As the teams sat on the court during an ensuing timeout, a loud “Eric Paschall” chant roared throughout the facility, recognizing the 6-foot-9, 255-pound load who offered a performance larger than his frame.
The Jayhawks had endured the departure of top freshman Billy Preston before the five-star recruit played a single minute. They’d overcome the MCL sprain to 7-foot sophomore center Udoka Azubuike to win the Big 12 Tournament and advance to the program’s first Final Four since the 2011-12 season. They’d shed the dreaded “soft” label from Self and even brought the pillar of toughness to tears after an overtime victory against Duke in the Elite Eight.
But this? Who could ever overcome something like this?
As the minutes and seconds dropped off the clock and the Jayhawks' resilient season drew closer to ending with an emphatic thud, the at times shell-shocked expressions from Graham and fellow departing guard Svi Mykhailiuk were difficult to ignore.
How much of Villanova's frenzied start from outside was a product of its own sharp shooting, and how much was a result the Jayhawks' defensive lapses? Mykhailiuk struggled to answer that very question in the postgame locker room.
“I think most, I don’t know, uh," Mykhailiuk said. "I don’t know how to answer that question, man.”
Tears streamed down Graham's face as he checked out with 32.2 seconds remaining, concluding his team-high 23-point night. Self consoled him with a fierce headlock.
“He’s an amazing kid, an amazing man,” Self said of Graham. “... The kid’s just worn out. He’s got to be as tired as any player in the country. He gives us everything he’s got. It’s sad for him because I would love for him to be in a one- or two-possession game where the ball was in his hands to go do it or not. He would live for that. But he’s had many opportunities to do that for us this year and he should remember those and not remember this one.”
Graham had run into a buzz saw, a gory conclusion to an outstanding college career.
The road, indeed, had ended.
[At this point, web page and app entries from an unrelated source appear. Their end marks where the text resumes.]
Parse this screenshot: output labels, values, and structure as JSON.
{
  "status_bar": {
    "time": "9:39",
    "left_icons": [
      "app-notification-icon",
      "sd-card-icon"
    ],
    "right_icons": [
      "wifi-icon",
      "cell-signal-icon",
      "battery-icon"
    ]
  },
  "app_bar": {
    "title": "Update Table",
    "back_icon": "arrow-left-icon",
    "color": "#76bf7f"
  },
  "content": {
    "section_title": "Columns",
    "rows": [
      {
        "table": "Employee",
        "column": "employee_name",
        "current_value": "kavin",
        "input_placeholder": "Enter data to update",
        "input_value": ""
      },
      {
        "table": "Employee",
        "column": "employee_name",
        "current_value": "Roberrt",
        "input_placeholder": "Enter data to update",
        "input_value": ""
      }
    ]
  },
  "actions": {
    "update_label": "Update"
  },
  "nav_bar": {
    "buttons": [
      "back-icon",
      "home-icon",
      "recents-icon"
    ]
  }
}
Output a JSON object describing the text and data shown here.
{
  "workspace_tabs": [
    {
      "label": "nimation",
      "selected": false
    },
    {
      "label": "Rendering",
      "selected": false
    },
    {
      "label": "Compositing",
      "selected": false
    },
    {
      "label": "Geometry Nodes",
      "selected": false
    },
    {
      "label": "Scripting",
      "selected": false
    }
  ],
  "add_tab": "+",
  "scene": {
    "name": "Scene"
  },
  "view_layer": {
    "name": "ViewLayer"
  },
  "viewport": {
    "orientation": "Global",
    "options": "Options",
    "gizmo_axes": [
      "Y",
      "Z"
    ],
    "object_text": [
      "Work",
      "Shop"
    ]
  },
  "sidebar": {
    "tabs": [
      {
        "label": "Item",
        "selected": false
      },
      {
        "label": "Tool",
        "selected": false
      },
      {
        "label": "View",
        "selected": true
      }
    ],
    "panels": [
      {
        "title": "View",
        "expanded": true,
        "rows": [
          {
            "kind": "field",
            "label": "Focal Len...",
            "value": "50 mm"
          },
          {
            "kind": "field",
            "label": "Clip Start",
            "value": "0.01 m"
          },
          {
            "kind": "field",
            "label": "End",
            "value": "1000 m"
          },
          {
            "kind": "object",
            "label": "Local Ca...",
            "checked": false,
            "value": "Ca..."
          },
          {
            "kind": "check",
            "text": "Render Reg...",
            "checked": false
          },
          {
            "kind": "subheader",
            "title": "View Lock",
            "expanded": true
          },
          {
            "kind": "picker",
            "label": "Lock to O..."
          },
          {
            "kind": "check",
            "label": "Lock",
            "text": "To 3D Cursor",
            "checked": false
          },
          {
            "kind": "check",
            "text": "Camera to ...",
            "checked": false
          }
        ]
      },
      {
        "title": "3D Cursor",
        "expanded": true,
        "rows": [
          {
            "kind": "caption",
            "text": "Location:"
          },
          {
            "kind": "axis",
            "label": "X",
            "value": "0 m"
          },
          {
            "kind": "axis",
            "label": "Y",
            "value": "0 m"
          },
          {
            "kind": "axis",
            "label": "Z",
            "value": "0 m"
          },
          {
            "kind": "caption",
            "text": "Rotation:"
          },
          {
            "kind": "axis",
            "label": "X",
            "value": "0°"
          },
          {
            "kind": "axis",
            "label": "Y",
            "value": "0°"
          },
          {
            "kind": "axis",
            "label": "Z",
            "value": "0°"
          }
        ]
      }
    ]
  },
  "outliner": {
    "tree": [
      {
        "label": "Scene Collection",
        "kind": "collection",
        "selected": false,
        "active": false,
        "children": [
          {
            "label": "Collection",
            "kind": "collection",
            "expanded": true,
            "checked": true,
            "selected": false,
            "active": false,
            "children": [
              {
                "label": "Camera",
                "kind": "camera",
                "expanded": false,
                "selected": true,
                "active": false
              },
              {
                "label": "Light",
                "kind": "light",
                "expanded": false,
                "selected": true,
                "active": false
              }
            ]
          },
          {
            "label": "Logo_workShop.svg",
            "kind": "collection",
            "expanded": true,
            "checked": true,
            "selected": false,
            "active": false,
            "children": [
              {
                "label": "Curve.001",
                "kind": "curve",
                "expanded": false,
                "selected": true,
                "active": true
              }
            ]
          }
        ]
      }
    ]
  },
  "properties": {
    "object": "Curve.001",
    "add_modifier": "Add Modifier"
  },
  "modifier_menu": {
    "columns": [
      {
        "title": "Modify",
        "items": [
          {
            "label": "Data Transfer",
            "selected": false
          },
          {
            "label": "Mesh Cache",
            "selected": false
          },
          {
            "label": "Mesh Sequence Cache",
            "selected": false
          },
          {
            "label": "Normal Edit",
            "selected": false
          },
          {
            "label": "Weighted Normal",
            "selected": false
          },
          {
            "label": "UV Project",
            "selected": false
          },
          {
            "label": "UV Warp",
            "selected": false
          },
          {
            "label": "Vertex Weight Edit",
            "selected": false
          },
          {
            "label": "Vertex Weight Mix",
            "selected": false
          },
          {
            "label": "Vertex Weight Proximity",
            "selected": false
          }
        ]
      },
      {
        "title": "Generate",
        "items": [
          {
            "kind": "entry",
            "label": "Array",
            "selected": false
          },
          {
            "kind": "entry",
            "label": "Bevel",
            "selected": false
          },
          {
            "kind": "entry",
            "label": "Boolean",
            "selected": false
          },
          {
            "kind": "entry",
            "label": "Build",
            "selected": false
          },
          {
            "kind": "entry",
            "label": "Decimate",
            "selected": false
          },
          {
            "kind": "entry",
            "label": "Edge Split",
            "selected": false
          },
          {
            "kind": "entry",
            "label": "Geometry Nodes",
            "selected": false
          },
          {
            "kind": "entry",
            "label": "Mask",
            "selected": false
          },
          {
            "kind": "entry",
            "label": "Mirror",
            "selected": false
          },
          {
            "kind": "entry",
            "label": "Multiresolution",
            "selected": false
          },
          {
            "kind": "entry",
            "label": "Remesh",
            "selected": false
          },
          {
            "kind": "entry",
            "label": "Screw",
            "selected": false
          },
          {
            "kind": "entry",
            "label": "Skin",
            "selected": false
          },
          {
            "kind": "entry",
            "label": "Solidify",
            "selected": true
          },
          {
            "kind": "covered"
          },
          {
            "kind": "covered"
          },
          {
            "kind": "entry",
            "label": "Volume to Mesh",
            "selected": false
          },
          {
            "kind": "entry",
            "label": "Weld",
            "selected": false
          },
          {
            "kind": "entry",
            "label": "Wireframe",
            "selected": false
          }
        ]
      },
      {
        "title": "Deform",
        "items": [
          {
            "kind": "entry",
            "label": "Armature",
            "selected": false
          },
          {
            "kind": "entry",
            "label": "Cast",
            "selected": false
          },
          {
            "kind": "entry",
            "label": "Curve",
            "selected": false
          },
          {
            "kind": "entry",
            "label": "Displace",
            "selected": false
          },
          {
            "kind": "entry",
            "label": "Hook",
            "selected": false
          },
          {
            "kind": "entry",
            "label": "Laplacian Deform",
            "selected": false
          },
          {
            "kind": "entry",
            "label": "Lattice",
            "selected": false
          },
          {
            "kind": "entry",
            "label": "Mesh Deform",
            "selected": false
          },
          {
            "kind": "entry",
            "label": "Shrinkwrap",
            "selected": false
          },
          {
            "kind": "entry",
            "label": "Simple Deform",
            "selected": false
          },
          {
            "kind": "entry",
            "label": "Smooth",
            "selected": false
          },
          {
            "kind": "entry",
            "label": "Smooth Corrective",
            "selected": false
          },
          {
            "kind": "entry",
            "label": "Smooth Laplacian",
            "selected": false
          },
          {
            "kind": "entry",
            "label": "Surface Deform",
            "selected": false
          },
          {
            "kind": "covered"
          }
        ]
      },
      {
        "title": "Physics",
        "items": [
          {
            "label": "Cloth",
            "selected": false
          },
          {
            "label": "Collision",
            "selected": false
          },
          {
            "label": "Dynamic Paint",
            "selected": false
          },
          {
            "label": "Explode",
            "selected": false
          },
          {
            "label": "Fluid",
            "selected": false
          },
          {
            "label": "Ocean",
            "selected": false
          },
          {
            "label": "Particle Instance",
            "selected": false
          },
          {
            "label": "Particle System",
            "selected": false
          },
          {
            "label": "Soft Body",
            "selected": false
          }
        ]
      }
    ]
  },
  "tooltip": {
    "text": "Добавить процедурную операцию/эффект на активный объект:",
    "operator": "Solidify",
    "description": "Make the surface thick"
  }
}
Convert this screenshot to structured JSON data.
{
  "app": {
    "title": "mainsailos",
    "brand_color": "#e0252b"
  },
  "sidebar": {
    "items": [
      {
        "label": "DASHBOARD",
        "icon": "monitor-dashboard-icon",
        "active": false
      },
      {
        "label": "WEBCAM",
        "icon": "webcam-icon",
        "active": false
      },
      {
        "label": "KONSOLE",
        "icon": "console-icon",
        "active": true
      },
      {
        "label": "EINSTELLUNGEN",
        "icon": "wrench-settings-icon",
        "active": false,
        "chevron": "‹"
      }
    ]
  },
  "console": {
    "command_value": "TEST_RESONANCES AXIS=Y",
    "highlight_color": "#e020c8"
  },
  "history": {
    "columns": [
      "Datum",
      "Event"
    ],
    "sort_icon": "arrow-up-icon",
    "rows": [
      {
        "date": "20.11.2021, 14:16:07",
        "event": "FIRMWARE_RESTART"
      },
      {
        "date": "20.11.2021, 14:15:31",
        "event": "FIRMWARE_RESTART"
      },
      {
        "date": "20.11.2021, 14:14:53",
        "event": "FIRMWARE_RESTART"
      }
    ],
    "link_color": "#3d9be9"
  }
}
“We had an unbelievable season,” Graham said. “You know, it’s not the way you want it to end. But even if you lost by one point it will still hurt. We all just, we just need to keep our heads up. It’s going to hurt now, but we’ll be all right.”